Gundlapalli and colleagues assessed the impact of a patient-aligned care team tailored for homeless Veterans (H-PACT) on emergency department (ED) utilization. Compared to usual care, H-PACT enrollees had a significant decrease in ED use among the highest ED utilizers. The authors concluded that primary care treatment engagement for homeless Veterans should reduce the frequency of ED visits.
VA supports a number of organizational, clinical, and research initiatives explicitly focused on advancing health equity for Veterans. For example, in 2012 VA established the Office of Health Equity (OHE) to champion the advancement of health equity and reduction of health disparities in the VA healthcare system. Despite these efforts, disparities in care persist. Given this ongoing challenge, HSR&D's Center for Health Equity Research and Promotion (CHERP) and the Health Equity and Rural Outreach Innovation Center (HEROIC) hosted a state-of-the-science conference in 2016. This field-based meeting to "Engage Diverse Stakeholders and Operational Partners in Advancing Health Equity in the VA Healthcare System" brought together health equity investigators, representatives of vulnerable Veteran populations, and operational leaders to identify strategies to advance the implementation of evidence-based interventions to improve the quality and equity of health and healthcare. The conference focused on three specific vulnerable Veteran populations: racial and ethnic minorities, homeless Veterans, and Veterans from the LGBT community. This supplement features several articles that emanated from this meeting, including but not limited to:
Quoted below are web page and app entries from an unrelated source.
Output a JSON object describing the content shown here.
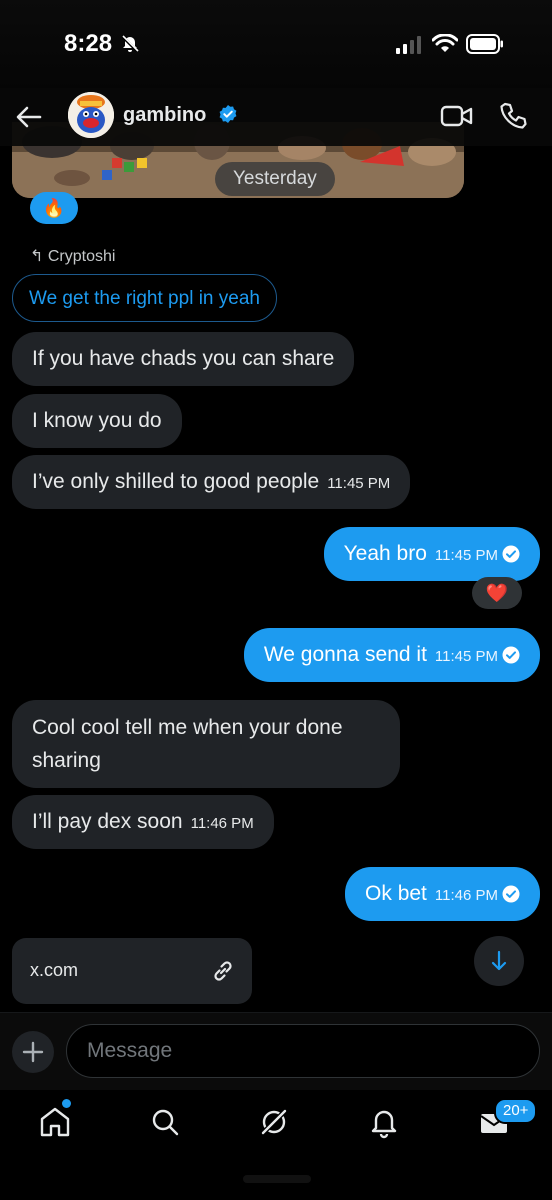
{
  "status_bar": {
    "time": "8:28"
  },
  "header": {
    "contact_name": "gambino"
  },
  "chat": {
    "date_separator": "Yesterday",
    "reaction_fire": "🔥",
    "reply_to_label": "Cryptoshi",
    "reply_quote": "We get the right ppl in yeah",
    "messages": [
      {
        "side": "in",
        "text": "If you have chads you can share",
        "time": ""
      },
      {
        "side": "in",
        "text": "I know you do",
        "time": ""
      },
      {
        "side": "in",
        "text": "I’ve only shilled to good people",
        "time": "11:45 PM"
      },
      {
        "side": "out",
        "text": "Yeah bro",
        "time": "11:45 PM"
      },
      {
        "side": "out",
        "text": "We gonna send it",
        "time": "11:45 PM"
      },
      {
        "side": "in",
        "text": "Cool cool tell me when your done sharing",
        "time": ""
      },
      {
        "side": "in",
        "text": "I’ll pay dex soon",
        "time": "11:46 PM"
      },
      {
        "side": "out",
        "text": "Ok bet",
        "time": "11:46 PM"
      }
    ],
    "reaction_heart": "❤️",
    "link_card_text": "x.com"
  },
  "composer": {
    "placeholder": "Message"
  },
  "nav": {
    "messages_badge": "20+"
  },
  "colors": {
    "accent": "#1d9bf0",
    "incoming_bubble": "#202327",
    "background": "#000000"
  }
}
Medical Care Supplement: Health Equity. September 2017;55(9, Suppl 2);S1-120.